News

The journal English Language and Linguistics (ELL) publishes one special issue each year, and the journal editors would now like to invite proposals for the special issue to be published in 2024.

Special issues should be focused on a specific topic which is of key interest to specialists in the various sub-disciplines of English linguistics. The topics and contents of past special issues can be consulted by viewing back issues on the ELL website:

https://www.cambridge.org/core/journals/english-language-and-linguistics/information/about-this-journal

As a rough guideline, a special issue should be a collection of 5–10 targeted (often commissioned) articles, including a lead article or 'perspectivizing' introduction by the editor(s), with a maximum length of 100,000 words for the entire special issue. However, no strict format is prescribed and editors are welcome to propose novel formats (for example, articles may be followed by responses from others). All articles submitted for a special issue will be subjected to the same rigorous quality and reviewing standards as regular submissions to English Language and Linguistics. The issue's editor(s) will collaborate closely with one of the regular editors of the journal during the reviewing stage and when deciding upon the ultimate selection of papers to be published.

The deadline for the first drafts of articles is expected to be around 1 July 2023, and the final revised versions of all articles in the special issue must be submitted by 1 March 2024 at the latest (to be ready for publication in the second issue of the year).

Proposals for a possible special issue should be no longer than 4 pages, including:

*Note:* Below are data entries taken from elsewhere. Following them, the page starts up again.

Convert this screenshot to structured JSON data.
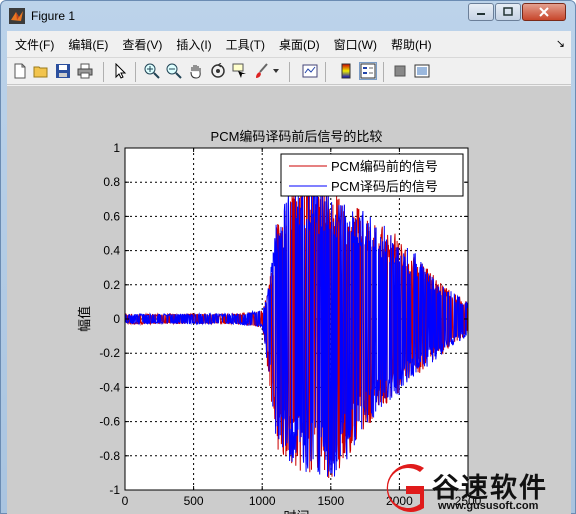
{
  "window": {
    "title": "Figure 1"
  },
  "menubar": {
    "items": [
      "文件(F)",
      "编辑(E)",
      "查看(V)",
      "插入(I)",
      "工具(T)",
      "桌面(D)",
      "窗口(W)",
      "帮助(H)"
    ],
    "dock_glyph": "↘"
  },
  "toolbar": {
    "buttons": [
      "new-figure",
      "open-file",
      "save",
      "print",
      "edit-plot",
      "zoom-in",
      "zoom-out",
      "pan",
      "rotate-3d",
      "data-cursor",
      "brush",
      "link-plot",
      "colorbar",
      "legend",
      "hide-plot-tools",
      "show-plot-tools"
    ]
  },
  "colors": {
    "series_encoded_before": "#cc0000",
    "series_encoded_after": "#0000ff",
    "figure_bg": "#cccccc"
  },
  "chart_data": {
    "type": "line",
    "title": "PCM编码译码前后信号的比较",
    "xlabel": "时间",
    "ylabel": "幅值",
    "xlim": [
      0,
      2500
    ],
    "ylim": [
      -1,
      1
    ],
    "xticks": [
      0,
      500,
      1000,
      1500,
      2000,
      2500
    ],
    "xtick_labels": [
      "0",
      "500",
      "1000",
      "1500",
      "2000",
      "2500"
    ],
    "yticks": [
      -1,
      -0.8,
      -0.6,
      -0.4,
      -0.2,
      0,
      0.2,
      0.4,
      0.6,
      0.8,
      1
    ],
    "ytick_labels": [
      "-1",
      "-0.8",
      "-0.6",
      "-0.4",
      "-0.2",
      "0",
      "0.2",
      "0.4",
      "0.6",
      "0.8",
      "1"
    ],
    "grid": true,
    "legend_position": "top-right",
    "series": [
      {
        "name": "PCM编码前的信号",
        "color": "#cc0000",
        "x": [
          0,
          200,
          400,
          600,
          800,
          1000,
          1050,
          1100,
          1200,
          1300,
          1400,
          1500,
          1600,
          1700,
          1800,
          1900,
          2000,
          2100,
          2200,
          2300,
          2400,
          2500
        ],
        "upper": [
          0.03,
          0.03,
          0.03,
          0.03,
          0.03,
          0.05,
          0.2,
          0.55,
          0.75,
          0.85,
          0.8,
          0.75,
          0.7,
          0.65,
          0.6,
          0.55,
          0.48,
          0.4,
          0.3,
          0.22,
          0.15,
          0.1
        ],
        "lower": [
          -0.03,
          -0.03,
          -0.03,
          -0.03,
          -0.03,
          -0.05,
          -0.35,
          -0.75,
          -0.85,
          -0.9,
          -0.92,
          -0.95,
          -0.85,
          -0.7,
          -0.6,
          -0.5,
          -0.45,
          -0.35,
          -0.28,
          -0.22,
          -0.15,
          -0.1
        ]
      },
      {
        "name": "PCM译码后的信号",
        "color": "#0000ff",
        "x": [
          0,
          200,
          400,
          600,
          800,
          1000,
          1050,
          1100,
          1200,
          1300,
          1400,
          1500,
          1600,
          1700,
          1800,
          1900,
          2000,
          2100,
          2200,
          2300,
          2400,
          2500
        ],
        "upper": [
          0.03,
          0.03,
          0.03,
          0.03,
          0.03,
          0.05,
          0.2,
          0.55,
          0.75,
          0.85,
          0.8,
          0.75,
          0.7,
          0.65,
          0.6,
          0.55,
          0.48,
          0.4,
          0.3,
          0.22,
          0.15,
          0.1
        ],
        "lower": [
          -0.03,
          -0.03,
          -0.03,
          -0.03,
          -0.03,
          -0.05,
          -0.35,
          -0.75,
          -0.85,
          -0.9,
          -0.92,
          -0.95,
          -0.85,
          -0.7,
          -0.6,
          -0.5,
          -0.45,
          -0.35,
          -0.28,
          -0.22,
          -0.15,
          -0.1
        ]
      }
    ]
  },
  "watermark": {
    "name": "谷速软件",
    "url": "www.gususoft.com"
  }
}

- information on the relevance of the topic and on what makes it attractive to the international English Linguistics community

- the special expertise of the editor(s)

- a preliminary list of contributors

- potentially, short abstracts of the papers (c. 50–75 words)

 

Please send proposals by 15 November 2022 to the following email address:

ellsubmissions@cambridge.org.

This will distribute the proposal to all three editors of ELL. Feel free to contact any or all of the journal editors in advance of this deadline if you have any queries about any of this. The journal editors would encourage those thinking of submitting a proposal to contact them to discuss it.

Journal editors:

Laurel Brinton (brinton@mail.ubc.ca)

Patrick Honeybone (patrick.honeybone@ed.ac.uk)

Bernd Kortmann (bernd.kortmann@anglistik.uni-freiburg.de)

The next International Society for the Linguistics of English Summer School will take place between 4th and 8th July 2022. The meeting will address the theme: The Empire Speaks Back in a Postcolonial Dialect: Decolonising English Linguistics for the 21st Century. The ISLE summer school 2022 will be hosted by Prof. Karen Corrigan (current ISLE President). For more information see https://www.isle-linguistics.org/activities/isle-summer-school/ and https://blogs.ncl.ac.uk/islesummerschool2022/

The deadline for application to the Richard M. Hogg Prize is on March 31, 2022. For further information see https://www.isle-linguistics.org/activities/richard-m-hogg-prize

As of June 2021, Mirka Honkanen has taken on the role of ISLE treasurer. The society is very grateful to Jakob Leimgruber for his dedicated work for the society!

The 2021 Richard M. Hogg Prize was awarded to James Stratton for his paper entitled "Where did wer go? Lexical variation and change in third-person male adult noun referents in Old and Middle English". 

Rhys Sandow received an honorable mention for "Interpreting identity effects in sociolinguistic variation and change: The role of identity in the usage and recognition of Anglo-Cornish dialect lexis".

As of October 2020, Sofia Rüdiger has taken over as new webmaster of the ISLE site. Many thanks to Thorsten Brato for his years of service to the ISLE community!

The 2020 Richard M. Hogg Prize was awarded to Raquel Romasanta for her paper entitled "Negation as a predictor of clausal complement choice in World Englishes". 

Maryam Nasseri received an honorable mention for "Is postgraduate English academic writing more clausal or phrasal? Syntactic complexification at the crossroads of genre, proficiency, and statistical modelling".